It’s 125 years since the International Phonetic Association was founded. I have been looking at my copy of its journal, lə mɛːtrə fɔnetik, for 1910. A century ago the Association’s quarter-centenary was celebrated in the form of an artiklə də fɔ̃ by Paul Passy entitled œ̃ kaːr də sjɛkl (‘A Quarter of a Century’). In it he records — in phonetically transcribed French — the Association’s “immense success” in the reform of language teaching, the development of phonetic research, and (in third place) the popularization of phonetic notation (la vylɡarizɑːsjɔ̃ d l ekrityːr fɔnetik).
Daniel Jones was to marry Passy’s niece Cyrille the following year, in 1911.
Meanwhile in 1910 we read [At the University of London, starting on the tenth of October, D. Jones will deliver a whole series of phonetics courses for various categories of student (English Phonetics, French Phonetics, Old English, Old French, Experimental Phonetics). These courses will end with three examinations, on English phonetics for foreigners, French phonetics, and English phonetics for the English.]
There’s an enthusiastic paragraph from DJ himself on the subject of Atkinson’s Mouth Measurer. This was before he became disillusioned with experimental phonetics. Mr Atkinson’s invention was later rendered obsolete by the development of x-ray imaging.
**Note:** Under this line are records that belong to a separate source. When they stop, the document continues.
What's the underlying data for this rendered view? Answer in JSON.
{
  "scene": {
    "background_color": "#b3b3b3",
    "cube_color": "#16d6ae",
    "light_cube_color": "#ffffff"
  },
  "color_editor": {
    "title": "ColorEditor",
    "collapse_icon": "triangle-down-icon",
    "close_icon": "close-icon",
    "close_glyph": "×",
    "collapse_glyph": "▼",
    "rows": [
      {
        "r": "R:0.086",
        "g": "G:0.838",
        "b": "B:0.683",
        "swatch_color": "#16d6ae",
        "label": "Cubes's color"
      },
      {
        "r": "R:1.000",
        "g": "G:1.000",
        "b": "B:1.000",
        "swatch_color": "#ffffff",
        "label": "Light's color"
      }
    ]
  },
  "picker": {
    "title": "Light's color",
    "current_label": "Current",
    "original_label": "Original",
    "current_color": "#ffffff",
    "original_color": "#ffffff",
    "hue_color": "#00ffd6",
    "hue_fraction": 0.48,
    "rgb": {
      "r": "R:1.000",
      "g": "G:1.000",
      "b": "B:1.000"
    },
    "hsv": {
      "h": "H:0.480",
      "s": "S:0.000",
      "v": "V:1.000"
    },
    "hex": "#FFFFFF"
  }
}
It’s interesting to see that the overseas price is given with the then standard orthographic abbreviations for shillings (s.) and pence (d.). You’d think Jones might have written “8ʃ. 6p.”. Or even “eit n sikspəns”.